START MATERIAL PROVIDED

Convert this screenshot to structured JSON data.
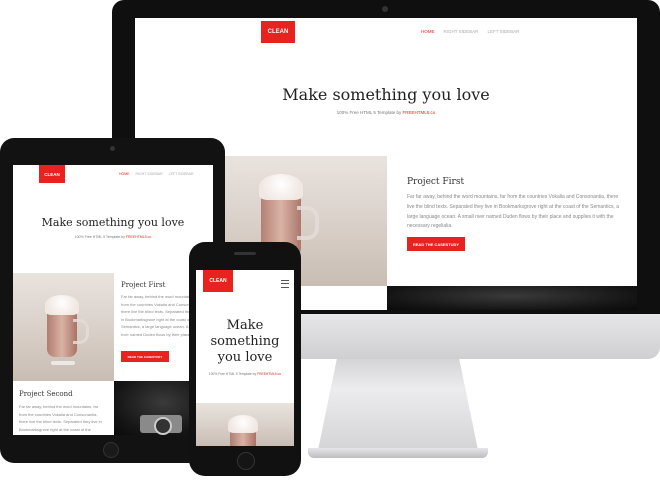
{
  "site": {
    "logo": "CLEAN",
    "nav": [
      "HOME",
      "RIGHT SIDEBAR",
      "LEFT SIDEBAR"
    ],
    "hero_title": "Make something you love",
    "tagline": "100% Free HTML 5 Template by",
    "tagline_link": "FREEHTML5.co",
    "project1_title": "Project First",
    "project1_body": "Far far away, behind the word mountains, far from the countries Vokalia and Consonantia, there live the blind texts. Separated they live in Bookmarksgrove right at the coast of the Semantics, a large language ocean. A small river named Duden flows by their place and supplies it with the necessary regelialia.",
    "button": "READ THE CASESTUDY",
    "project2_title": "Project Second",
    "project2_body": "Far far away, behind the word mountains, far from the countries Vokalia and Consonantia, there live the blind texts. Separated they live in Bookmarksgrove right at the coast of the Semantics."
  },
  "colors": {
    "accent": "#e8231f",
    "device": "#111111",
    "stand": "#d9d9db"
  },
  "icons": {
    "menu": "hamburger-icon",
    "camera": "camera-icon",
    "home": "home-button-icon"
  }
}
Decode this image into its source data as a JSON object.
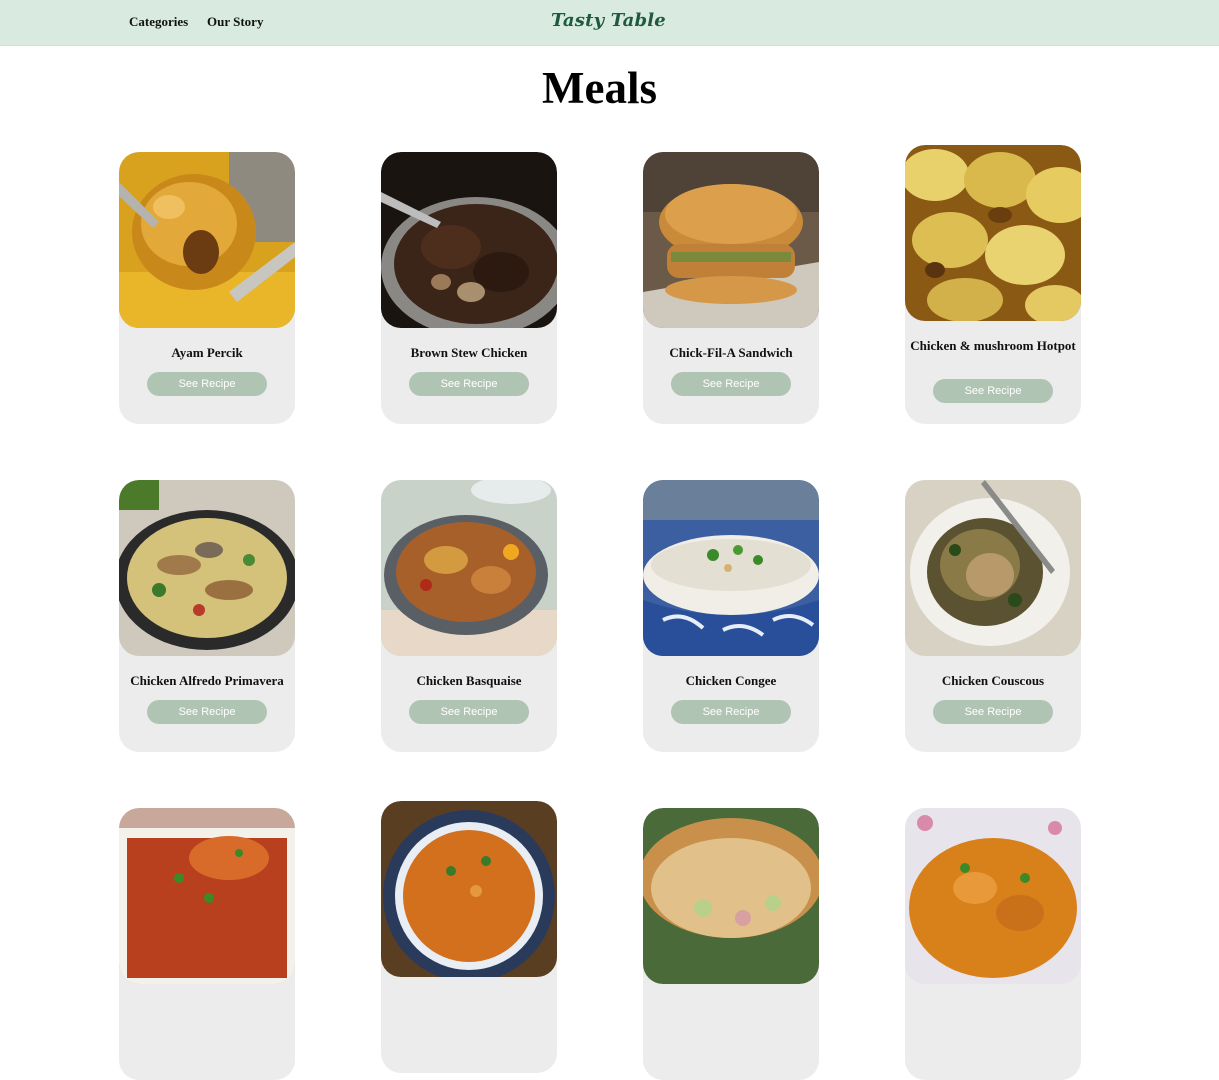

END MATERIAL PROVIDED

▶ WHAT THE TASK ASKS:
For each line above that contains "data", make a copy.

▶ RESULT OF THE TASK:
Convert this screenshot to structured JSON data.
Decode this image into its source data as a JSON object.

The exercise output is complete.